|International Classification||F02D41/04, F02D41/30, F01N3/20, F02B75/12, F01N3/08, F02D41/02, F02D43/00|
|Cooperative Classification||F02D41/0275, F02B2075/125, F02D2041/389, Y02T10/123, F01N3/0842, F02D41/307|
|European Classification||F01N3/08B6D, F02D41/02C4D1, F02D41/30C4B|
|Dec 18, 1998||AS||Assignment|
Owner name: TOYOTA JIDOSHA KABUSHIKI KAISHA, JAPAN
Free format text: ASSIGNMENT OF ASSIGNORS INTEREST;ASSIGNOR:MIZUNO, HIROYUKI;REEL/FRAME:009668/0496

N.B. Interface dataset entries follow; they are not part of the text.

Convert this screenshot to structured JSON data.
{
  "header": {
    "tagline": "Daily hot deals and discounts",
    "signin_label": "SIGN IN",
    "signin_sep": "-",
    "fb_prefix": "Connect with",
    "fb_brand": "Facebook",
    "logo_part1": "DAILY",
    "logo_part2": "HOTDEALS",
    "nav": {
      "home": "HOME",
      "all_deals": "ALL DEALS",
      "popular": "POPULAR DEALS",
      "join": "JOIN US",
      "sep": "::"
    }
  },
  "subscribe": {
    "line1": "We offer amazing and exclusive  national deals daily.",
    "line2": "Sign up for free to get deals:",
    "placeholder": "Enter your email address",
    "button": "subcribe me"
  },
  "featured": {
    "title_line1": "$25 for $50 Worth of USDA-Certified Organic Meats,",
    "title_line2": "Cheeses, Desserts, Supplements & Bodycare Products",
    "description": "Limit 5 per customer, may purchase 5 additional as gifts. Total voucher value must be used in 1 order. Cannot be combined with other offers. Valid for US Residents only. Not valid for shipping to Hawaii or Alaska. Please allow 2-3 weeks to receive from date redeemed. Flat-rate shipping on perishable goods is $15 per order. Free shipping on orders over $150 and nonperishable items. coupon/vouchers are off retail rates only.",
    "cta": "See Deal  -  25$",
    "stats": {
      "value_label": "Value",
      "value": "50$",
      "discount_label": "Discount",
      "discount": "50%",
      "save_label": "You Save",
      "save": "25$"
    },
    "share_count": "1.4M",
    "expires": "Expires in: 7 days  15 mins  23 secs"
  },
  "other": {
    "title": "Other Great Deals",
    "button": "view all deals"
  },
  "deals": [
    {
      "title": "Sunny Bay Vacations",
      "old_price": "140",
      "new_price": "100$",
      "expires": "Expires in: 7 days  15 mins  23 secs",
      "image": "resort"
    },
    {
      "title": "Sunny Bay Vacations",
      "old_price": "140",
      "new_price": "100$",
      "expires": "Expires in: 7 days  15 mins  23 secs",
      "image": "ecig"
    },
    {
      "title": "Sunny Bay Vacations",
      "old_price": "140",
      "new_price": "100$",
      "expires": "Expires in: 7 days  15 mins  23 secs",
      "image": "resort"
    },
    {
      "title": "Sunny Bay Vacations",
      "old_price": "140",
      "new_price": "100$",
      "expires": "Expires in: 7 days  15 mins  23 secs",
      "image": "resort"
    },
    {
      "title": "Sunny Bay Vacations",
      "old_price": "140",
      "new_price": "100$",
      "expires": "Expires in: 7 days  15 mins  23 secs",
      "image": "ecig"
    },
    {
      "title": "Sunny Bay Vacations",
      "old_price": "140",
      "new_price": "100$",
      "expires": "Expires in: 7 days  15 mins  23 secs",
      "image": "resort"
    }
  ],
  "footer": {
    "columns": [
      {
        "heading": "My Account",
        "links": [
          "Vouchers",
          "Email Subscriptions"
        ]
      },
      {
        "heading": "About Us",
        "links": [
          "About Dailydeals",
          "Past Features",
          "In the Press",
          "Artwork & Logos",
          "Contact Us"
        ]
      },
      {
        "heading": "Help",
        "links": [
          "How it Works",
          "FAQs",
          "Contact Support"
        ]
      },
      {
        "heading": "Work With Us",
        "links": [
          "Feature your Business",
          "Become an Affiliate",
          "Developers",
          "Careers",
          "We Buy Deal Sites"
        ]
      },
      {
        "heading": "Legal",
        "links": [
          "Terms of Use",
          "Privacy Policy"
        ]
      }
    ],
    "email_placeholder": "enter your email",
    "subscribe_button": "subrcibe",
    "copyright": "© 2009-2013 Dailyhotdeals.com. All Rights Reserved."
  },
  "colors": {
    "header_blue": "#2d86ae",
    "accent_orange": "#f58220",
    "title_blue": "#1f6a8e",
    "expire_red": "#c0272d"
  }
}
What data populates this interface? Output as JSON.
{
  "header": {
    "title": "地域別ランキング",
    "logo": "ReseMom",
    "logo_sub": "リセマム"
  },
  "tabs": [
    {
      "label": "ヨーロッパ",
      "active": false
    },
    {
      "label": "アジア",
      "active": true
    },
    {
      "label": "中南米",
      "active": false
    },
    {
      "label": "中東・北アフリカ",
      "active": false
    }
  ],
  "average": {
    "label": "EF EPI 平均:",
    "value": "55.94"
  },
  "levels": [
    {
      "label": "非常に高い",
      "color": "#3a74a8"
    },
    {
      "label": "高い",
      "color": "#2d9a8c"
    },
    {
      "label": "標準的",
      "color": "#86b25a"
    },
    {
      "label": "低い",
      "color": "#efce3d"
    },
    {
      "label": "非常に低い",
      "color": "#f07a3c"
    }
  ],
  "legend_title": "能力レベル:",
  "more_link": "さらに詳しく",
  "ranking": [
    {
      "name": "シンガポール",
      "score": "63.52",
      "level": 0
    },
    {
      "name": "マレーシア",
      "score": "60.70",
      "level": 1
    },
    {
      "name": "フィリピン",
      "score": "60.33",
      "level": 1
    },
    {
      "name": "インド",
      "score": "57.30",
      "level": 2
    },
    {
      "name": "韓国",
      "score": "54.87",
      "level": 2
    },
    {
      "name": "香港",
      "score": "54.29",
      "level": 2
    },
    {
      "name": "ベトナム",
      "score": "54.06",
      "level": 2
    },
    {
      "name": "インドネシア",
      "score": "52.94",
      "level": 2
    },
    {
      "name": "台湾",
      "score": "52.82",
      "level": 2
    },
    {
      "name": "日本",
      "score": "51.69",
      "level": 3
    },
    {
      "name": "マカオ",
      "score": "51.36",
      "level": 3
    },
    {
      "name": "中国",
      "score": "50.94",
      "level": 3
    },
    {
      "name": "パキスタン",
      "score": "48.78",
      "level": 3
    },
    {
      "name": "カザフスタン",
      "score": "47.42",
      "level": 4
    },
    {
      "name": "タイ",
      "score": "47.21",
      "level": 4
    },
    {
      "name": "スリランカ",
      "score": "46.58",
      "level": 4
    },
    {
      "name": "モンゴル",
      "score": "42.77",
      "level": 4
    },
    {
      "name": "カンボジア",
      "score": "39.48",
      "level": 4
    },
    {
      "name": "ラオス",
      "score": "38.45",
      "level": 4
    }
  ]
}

Effective date: 19981106
|May 14, 2002||CC||Certificate of correction|
|Oct 27, 2004||FPAY||Fee payment|
Year of fee payment: 4
|Sep 24, 2008||FPAY||Fee payment|
Year of fee payment: 8
|Sep 28, 2012||FPAY||Fee payment|
Year of fee payment: 12